So the minuet was choreographed, and any illumination ruled out, before the hearings began. Both supporting and opposition senators asked Sotomayor whether she approved of recent Supreme Court decisions they believe of particular concern to their constituents: about abortion, of course, but also gun control, the president’s power to defy Congress, his power to detain suspected terrorists indefinitely, and the permissibility of a city taking private property for private development. They wanted to be seen as knowledgeable and concerned by what worried voters.

You can find the entire article here.

The Emergence of the Roberts/Sotomayor Court and Its Effect on the Rights of the Criminally Accused

Photo Courtesy of TakePart Blog

Photo Courtesy of TakePart Blog

In today’s New York Times, Adam Liptak, the paper’s long-time legal correspondent and now Supreme Court guru, surveys the latest Supreme Court term that just ended this past Monday.  He called Justice Kennedy “the most powerful jurist in America” – an especially scary proposition, since that can only mean more 5-4 decisions for the foreseeable future, with both the “liberal” and “conservative” wings of the Court courting the vote of America’s most powerful and perhaps fickle jurist.

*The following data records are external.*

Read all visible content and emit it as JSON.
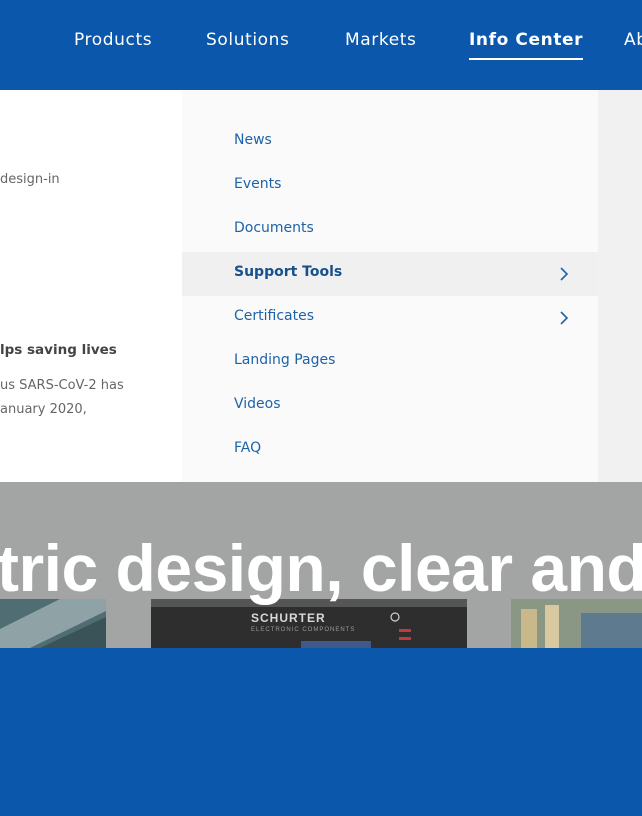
{
  "nav": {
    "items": [
      {
        "label": "Products"
      },
      {
        "label": "Solutions"
      },
      {
        "label": "Markets"
      },
      {
        "label": "Info Center",
        "active": true
      },
      {
        "label": "Ab"
      }
    ]
  },
  "left_panel": {
    "snippet1": "design-in",
    "article_title": "lps saving lives",
    "article_line1": "us SARS-CoV-2 has",
    "article_line2": "anuary 2020,"
  },
  "dropdown": {
    "items": [
      {
        "label": "News",
        "has_submenu": false
      },
      {
        "label": "Events",
        "has_submenu": false
      },
      {
        "label": "Documents",
        "has_submenu": false
      },
      {
        "label": "Support Tools",
        "has_submenu": true,
        "hovered": true
      },
      {
        "label": "Certificates",
        "has_submenu": true
      },
      {
        "label": "Landing Pages",
        "has_submenu": false
      },
      {
        "label": "Videos",
        "has_submenu": false
      },
      {
        "label": "FAQ",
        "has_submenu": false
      }
    ]
  },
  "hero": {
    "headline": "tric design, clear and",
    "product_logo": "SCHURTER",
    "product_logo_sub": "ELECTRONIC COMPONENTS"
  },
  "colors": {
    "brand_blue": "#0a57ac",
    "link_blue": "#1e63a8",
    "hero_gray": "#a3a5a5"
  }
}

The introduction of Sonia Sotomayor as the Supreme Court’s next Associate Justice will, of course, do little to change that power dynamic.  As Liptak observes:

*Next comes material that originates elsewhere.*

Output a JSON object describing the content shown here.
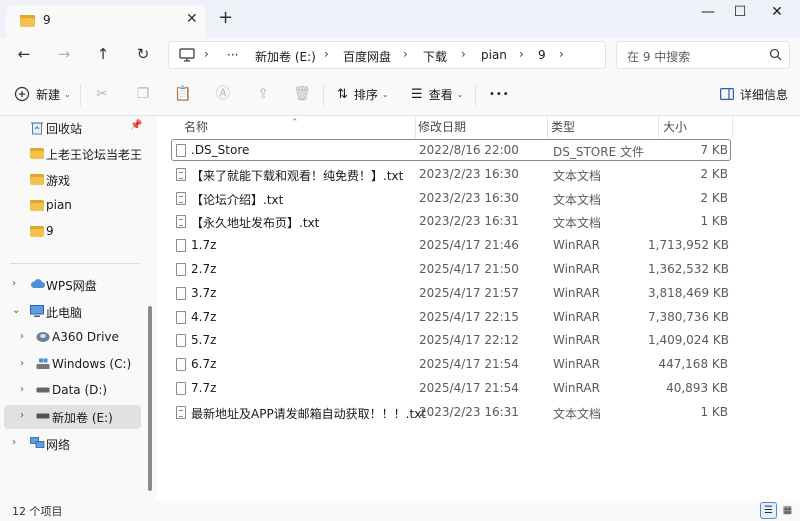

If Judge Sonia Sotomayor is confirmed by the Senate, she will succeed Justice David H. Souter, a liberal who spent almost two decades on the court. Her record on the federal appeals court in New York suggests that her views are largely in sync with those of Justice Souter, though there is some evidence that she will turn out to be more conservative in criminal cases.

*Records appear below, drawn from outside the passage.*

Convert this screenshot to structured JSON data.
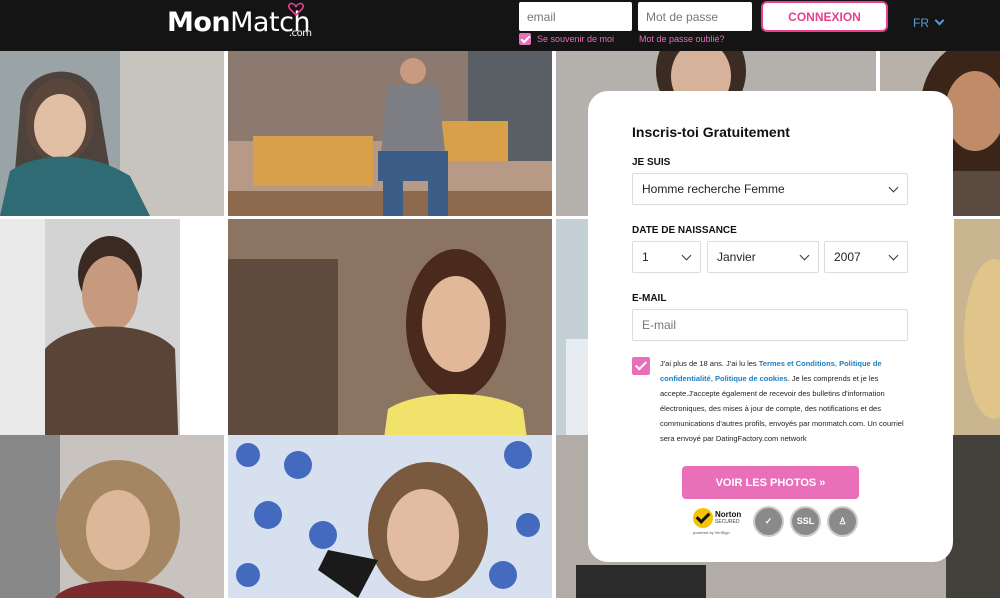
{
  "header": {
    "logo_bold": "Mon",
    "logo_light": "Match",
    "logo_suffix": ".com",
    "email_placeholder": "email",
    "password_placeholder": "Mot de passe",
    "login_button": "CONNEXION",
    "remember_me": "Se souvenir de moi",
    "forgot_password": "Mot de passe oublié?",
    "language": "FR"
  },
  "form": {
    "title": "Inscris-toi Gratuitement",
    "i_am_label": "JE SUIS",
    "i_am_value": "Homme recherche Femme",
    "birthdate_label": "DATE DE NAISSANCE",
    "day": "1",
    "month": "Janvier",
    "year": "2007",
    "email_label": "E-MAIL",
    "email_placeholder": "E-mail",
    "terms_1": "J'ai plus de 18 ans. J'ai lu les ",
    "terms_link_1": "Termes et Conditions",
    "terms_2": ", ",
    "terms_link_2": "Politique de confidentialité",
    "terms_3": ", ",
    "terms_link_3": "Politique de cookies",
    "terms_4": ". Je les comprends et je les accepte.J'accepte également de recevoir des bulletins d'information électroniques, des mises à jour de compte, des notifications et des communications d'autres profils, envoyés par monmatch.com. Un courriel sera envoyé par DatingFactory.com network",
    "submit": "VOIR LES PHOTOS »"
  },
  "badges": {
    "norton_title": "Norton",
    "norton_sub": "SECURED",
    "norton_powered": "powered by VeriSign",
    "ssl": "SSL"
  },
  "colors": {
    "accent": "#e86fb8",
    "link": "#1a7fc0",
    "topbar": "#141414"
  }
}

The arrival of a neophyte justice coupled with Chief Justice Roberts’s increasing mastery of the judicial machinery foreshadow a widening gap between the Democratic-led political branches and the Supreme Court. Indeed, the court appears poised to move to the right in the Obama era.

Chief Justice Roberts has certainly been planting seeds in this term’s decisions. If his reasoning takes root in future cases, the law will move in a conservative direction on questions as varied as what kinds of evidence may be used against criminal defendants and the role the government may play in combating race discrimination.

Sotomayor’s presence on the Court will, however, mean dark days for the criminally accused.  As Liptak himself pointed out, when push comes to shove, Sotomayor has generally sided with the Government in criminal matters.  The fact that Sotomayor received the endorsement of eight national law enforcement organizations is reason enough to be worried.  The Alliance for Justice, a public interest organization, reviewed Sotomayor’s record on criminal matters as a judge in federal court in a lengthy report.  It praised her “cautious style” which, according to the organization, “reveals the temperament of a former prosecutor who understands the real-world demands of prosecuting crime and fundamentally respects the rule of law, while remaining alert to the rights of criminal defendants.”    Judge Sotomayor couldn’t have said it better herself.  More troubling is the fact that Sotomayor is supposed to have lived in areas like the South Bronx whose residents and communities have been ill-served by increasingly harsh and conservative policing and anti-crime policies crafted, as is the case here in Atlanta.  Of course, reasonable people may differ on what “criminal justice” means, and Sotomayor’s current views on the matter are by no means an indication that she has forgotten her roots or those regular joes she often claims to have in mind when crafting her judicial decisions.  Yet it is puzzling that for someone who shares Obama’s newly minted judicial philosophy of empathy for the individual, Sotomayor is all too comfortable siding with the institution and those in power.  Then again, there is little indication she has ever strayed from that circle for most of her adult and professional life.

Barring any last-minute revelations, Sotomayor will eventually take the bench on the Supreme Court.  When she does, Justice Roberts will have gained another ally in his quest to strip criminal defendants of their rights.

- AW